**Exercise directions**
Gather up every line from the entries below that uses the word "value".

BEGIN Data supplied

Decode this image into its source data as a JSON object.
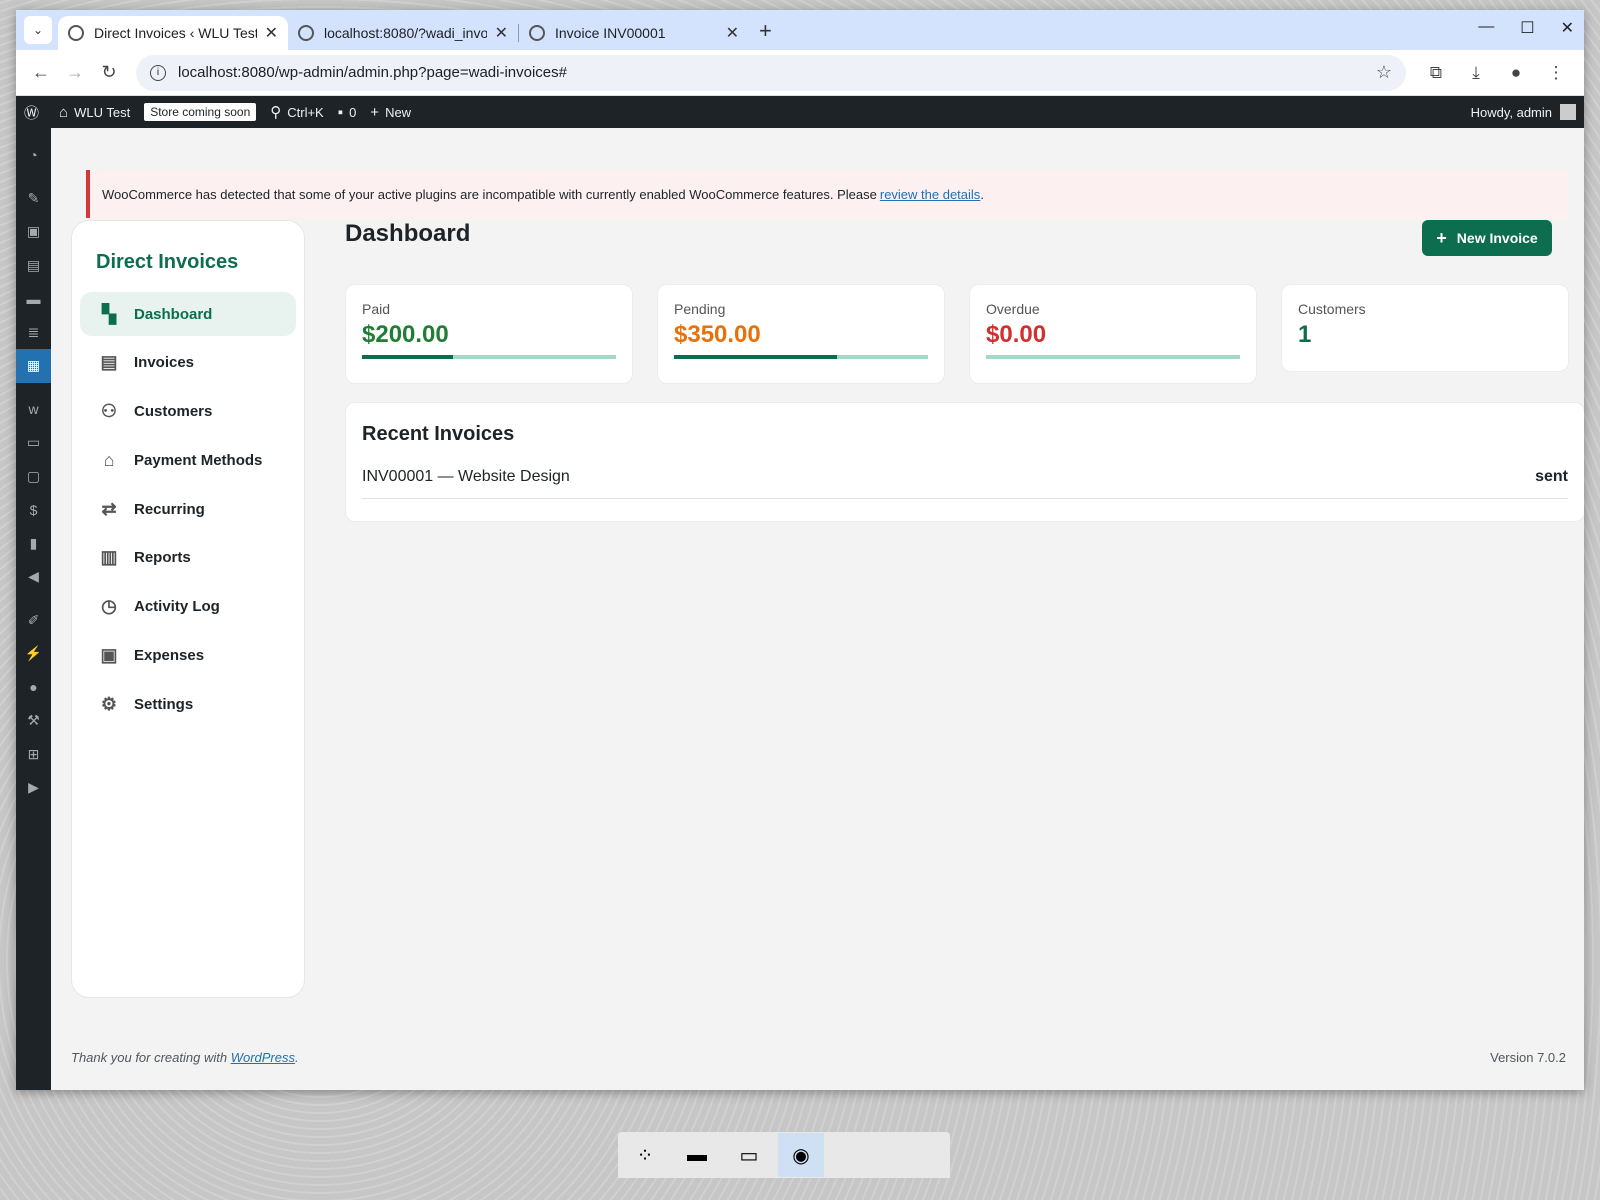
{
  "browser": {
    "tabs": [
      {
        "title": "Direct Invoices ‹ WLU Test",
        "active": true
      },
      {
        "title": "localhost:8080/?wadi_invo",
        "active": false
      },
      {
        "title": "Invoice INV00001",
        "active": false
      }
    ],
    "url": "localhost:8080/wp-admin/admin.php?page=wadi-invoices#"
  },
  "adminbar": {
    "site_name": "WLU Test",
    "store_badge": "Store coming soon",
    "search_shortcut": "Ctrl+K",
    "comments_count": "0",
    "new_label": "New",
    "howdy": "Howdy, admin"
  },
  "notice": {
    "text": "WooCommerce has detected that some of your active plugins are incompatible with currently enabled WooCommerce features. Please",
    "link_text": "review the details",
    "suffix": "."
  },
  "sidebar": {
    "brand": "Direct Invoices",
    "items": [
      {
        "label": "Dashboard",
        "icon": "dashboard-icon",
        "active": true
      },
      {
        "label": "Invoices",
        "icon": "invoice-icon"
      },
      {
        "label": "Customers",
        "icon": "people-icon"
      },
      {
        "label": "Payment Methods",
        "icon": "bank-icon"
      },
      {
        "label": "Recurring",
        "icon": "repeat-icon"
      },
      {
        "label": "Reports",
        "icon": "bar-chart-icon"
      },
      {
        "label": "Activity Log",
        "icon": "history-icon"
      },
      {
        "label": "Expenses",
        "icon": "wallet-icon"
      },
      {
        "label": "Settings",
        "icon": "gear-icon"
      }
    ]
  },
  "main": {
    "title": "Dashboard",
    "new_invoice_label": "New Invoice",
    "stats": [
      {
        "label": "Paid",
        "value": "$200.00",
        "color": "#1e7e34",
        "progress": 0.36
      },
      {
        "label": "Pending",
        "value": "$350.00",
        "color": "#e8710a",
        "progress": 0.64
      },
      {
        "label": "Overdue",
        "value": "$0.00",
        "color": "#d32f2f",
        "progress": 0
      },
      {
        "label": "Customers",
        "value": "1",
        "color": "#0d6e4f"
      }
    ],
    "recent": {
      "title": "Recent Invoices",
      "rows": [
        {
          "text": "INV00001 — Website Design",
          "status": "sent"
        }
      ]
    }
  },
  "footer": {
    "thanks": "Thank you for creating with",
    "link": "WordPress",
    "suffix": ".",
    "version": "Version 7.0.2"
  },
  "colors": {
    "accent": "#0d6e4f",
    "wp_dark": "#1d2327",
    "wp_blue": "#2271b1"
  }
}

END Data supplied

**Your response**
        "value": "$200.00",
        "value": "$350.00",
        "value": "$0.00",
        "value": "1",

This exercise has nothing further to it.